Born in 1979 in Nassau, Bahamas
Lives and works between New York, USA and Nassau, Bahamas

Tavares Strachan holds a BFA in Glass (2003) from Rhode Island School of Design and a MFA in Sculpture (2006) from Yale University. He divides his time between New York, where his studio is based, and Nassau, where he has established art studio and scientific research platform B.A.S.E.C. (Bahamas Aerospace and Sea Exploration Center) and OKU, a not-for-profit community project encompassing an artist residency and exhibition spaces, a scholarship scheme, and after-school creative programs.

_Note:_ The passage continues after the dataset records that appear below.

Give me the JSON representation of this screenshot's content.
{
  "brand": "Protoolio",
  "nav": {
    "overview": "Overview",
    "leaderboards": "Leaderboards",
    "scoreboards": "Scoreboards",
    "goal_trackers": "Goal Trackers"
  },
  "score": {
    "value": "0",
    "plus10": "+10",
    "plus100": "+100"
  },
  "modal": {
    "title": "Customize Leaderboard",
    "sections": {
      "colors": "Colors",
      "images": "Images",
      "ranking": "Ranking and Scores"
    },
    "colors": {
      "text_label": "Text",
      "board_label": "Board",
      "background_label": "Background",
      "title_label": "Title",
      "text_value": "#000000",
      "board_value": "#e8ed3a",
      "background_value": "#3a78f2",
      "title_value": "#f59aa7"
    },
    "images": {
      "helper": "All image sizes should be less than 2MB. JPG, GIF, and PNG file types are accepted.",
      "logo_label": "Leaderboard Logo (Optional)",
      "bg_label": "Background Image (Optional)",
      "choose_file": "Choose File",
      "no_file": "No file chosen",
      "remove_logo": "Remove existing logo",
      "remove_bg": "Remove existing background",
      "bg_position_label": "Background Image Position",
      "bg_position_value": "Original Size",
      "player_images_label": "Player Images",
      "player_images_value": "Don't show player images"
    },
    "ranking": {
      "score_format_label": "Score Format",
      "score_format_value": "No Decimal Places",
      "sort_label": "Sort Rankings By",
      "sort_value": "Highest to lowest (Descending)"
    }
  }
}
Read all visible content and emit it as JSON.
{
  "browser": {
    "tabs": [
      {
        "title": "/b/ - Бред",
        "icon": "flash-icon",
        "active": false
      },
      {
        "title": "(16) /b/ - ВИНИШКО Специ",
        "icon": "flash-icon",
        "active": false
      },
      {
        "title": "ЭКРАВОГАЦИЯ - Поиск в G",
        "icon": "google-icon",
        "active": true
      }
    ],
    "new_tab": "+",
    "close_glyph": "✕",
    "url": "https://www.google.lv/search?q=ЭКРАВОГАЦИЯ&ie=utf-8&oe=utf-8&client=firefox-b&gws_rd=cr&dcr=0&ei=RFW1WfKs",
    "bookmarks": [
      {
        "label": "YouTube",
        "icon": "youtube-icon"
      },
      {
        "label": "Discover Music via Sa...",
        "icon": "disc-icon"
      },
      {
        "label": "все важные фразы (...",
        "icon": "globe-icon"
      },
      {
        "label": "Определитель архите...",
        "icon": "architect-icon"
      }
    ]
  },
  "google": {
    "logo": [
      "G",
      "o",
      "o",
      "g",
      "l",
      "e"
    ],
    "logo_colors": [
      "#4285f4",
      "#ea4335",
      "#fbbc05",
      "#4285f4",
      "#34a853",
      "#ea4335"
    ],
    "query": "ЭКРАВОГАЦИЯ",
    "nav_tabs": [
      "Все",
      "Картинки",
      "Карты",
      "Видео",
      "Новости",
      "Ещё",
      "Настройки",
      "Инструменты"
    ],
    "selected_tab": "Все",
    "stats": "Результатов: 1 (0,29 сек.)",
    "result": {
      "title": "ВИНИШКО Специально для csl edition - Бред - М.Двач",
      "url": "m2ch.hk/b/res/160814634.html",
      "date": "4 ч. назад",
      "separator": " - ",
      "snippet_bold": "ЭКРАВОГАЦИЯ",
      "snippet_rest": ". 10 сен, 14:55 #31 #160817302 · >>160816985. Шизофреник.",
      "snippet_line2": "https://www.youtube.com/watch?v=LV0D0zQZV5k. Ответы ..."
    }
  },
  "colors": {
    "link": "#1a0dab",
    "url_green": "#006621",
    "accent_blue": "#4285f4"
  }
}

Strachan was a Getty Research Institute artist-in-residence scholar (2019–2020), the Allen Institute’s inaugural artist-in-residence (2018), and a MIT artist-in-residence (2009–2010). He is a recipient of the LACMA Art + Technology Lab Grant (2014). In 2018, he was awarded the Frontier Art Prize and, in 2022, the renowned MacArthur Fellowship.

He has been commissioned to create monumental site-responsive works of public art for institutions and outdoor sites across the United States including the Baltimore Museum of Art, Barclays Center in New York, Carnegie Museum of Art in Pittsburgh, Pennsylvania, Coachella Valley in California, and the Mississippi River.

His work has been the subject of solo exhibitions including Polar Eclipse, The 1st Bahamas National Pavilion in The 55th Venice Biennale (2013), Italy; You Can Do Whatever You Like (The Orthostatic Tolerance Project) (2009) at the Institute of Contemporary Art in Philadelphia, Pennsylvania, USA; Orthostatic Tolerance: It Might Not Be Such a Bad Idea if I Never Went Home Again (2010) at the MIT List Visual Art Center in Cambridge, Massachusetts, USA; and Always, Sometimes, Never (2018) at Frye Art Museum in Seattle, USA.

Strachan’s work has been featured in institutional group exhibitions including Meanwhile... Suddenly, And Then, The 12th Lyon Biennale (2013) in France; May You Live in Interesting Times, The 58th Venice Biennale International Art Exhibition (2019) in Italy; Soft Power: A Conversation for the Future (2019) at the San Francisco Museum of Modern Art, USA; The Willfulness of Objects(2020) at The Bass, Miami, USA; Feeling the Stones, The 1st Diriyah Contemporary Art Biennale (2021) in Riyadh, Saudi Arabia; and Flesh and Bones: The Art of Anatomy (2022) at Getty Center, Los Angeles, USA.

More about the artist
List of artworks